Problem statement: Repeat the entire listing exactly. Omit all pictures.
(Data shown Opens)
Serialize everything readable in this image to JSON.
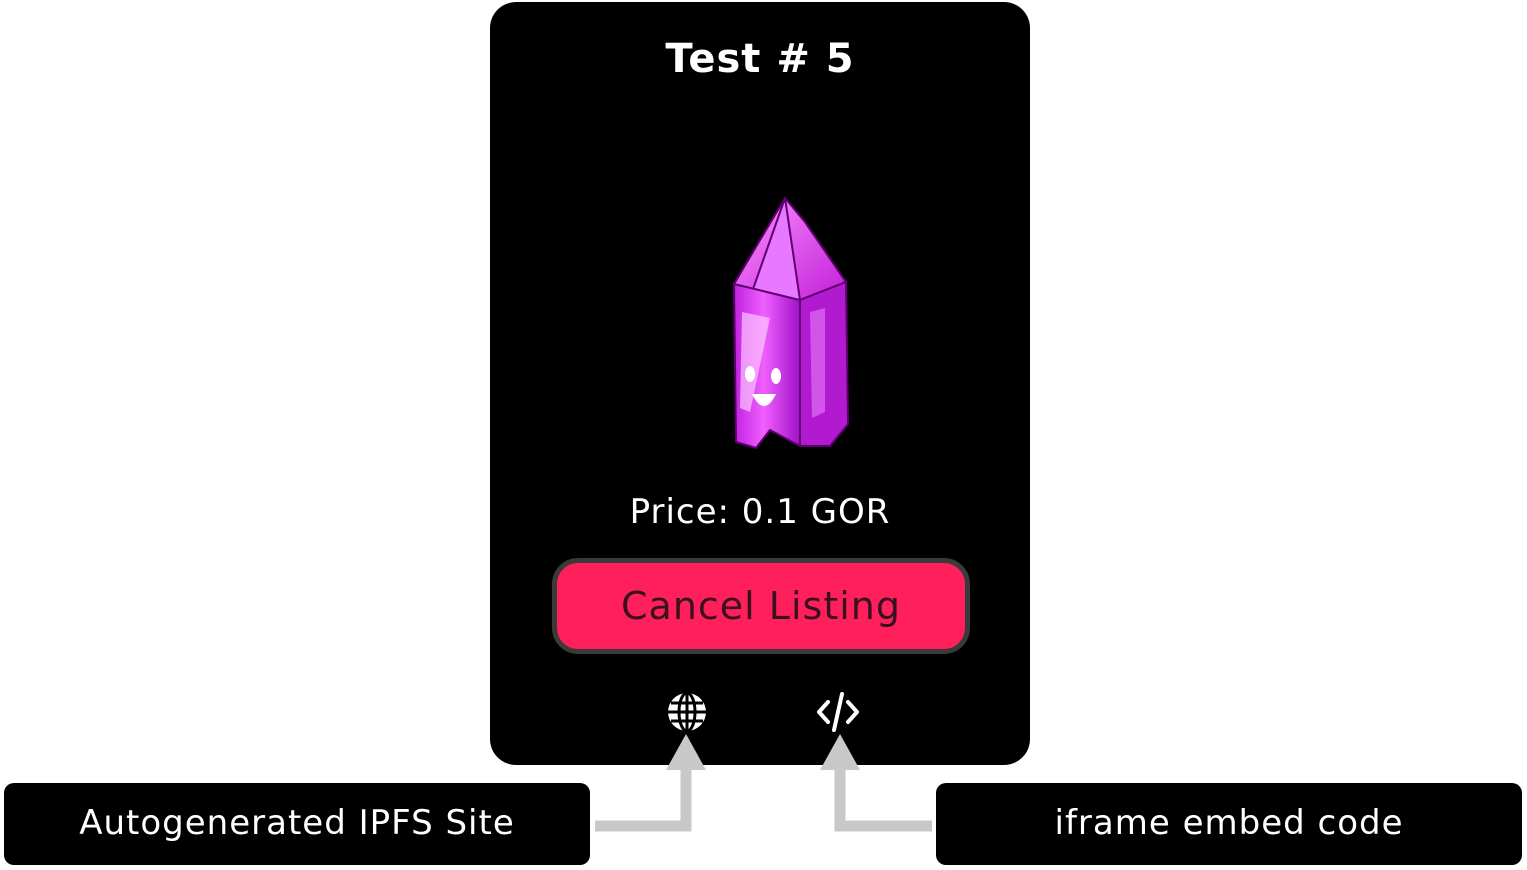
{
  "card": {
    "title": "Test # 5",
    "price": "Price: 0.1 GOR",
    "cancel_label": "Cancel Listing",
    "image_icon": "pink-crystal-icon",
    "link_icons": [
      "globe-icon",
      "code-brackets-icon"
    ]
  },
  "callouts": {
    "left": "Autogenerated IPFS Site",
    "right": "iframe embed code"
  },
  "colors": {
    "background": "#ffffff",
    "card": "#000000",
    "cancel_button": "#ff1f5a",
    "crystal": "#e040f0",
    "arrow": "#c8c8c8"
  }
}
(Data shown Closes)
Exercise result:
Serialize everything readable in this image to JSON.
{
  "card": {
    "title": "Test # 5",
    "price": "Price: 0.1 GOR",
    "cancel_label": "Cancel Listing",
    "image_icon": "pink-crystal-icon",
    "link_icons": [
      "globe-icon",
      "code-brackets-icon"
    ]
  },
  "callouts": {
    "left": "Autogenerated IPFS Site",
    "right": "iframe embed code"
  },
  "colors": {
    "background": "#ffffff",
    "card": "#000000",
    "cancel_button": "#ff1f5a",
    "crystal": "#e040f0",
    "arrow": "#c8c8c8"
  }
}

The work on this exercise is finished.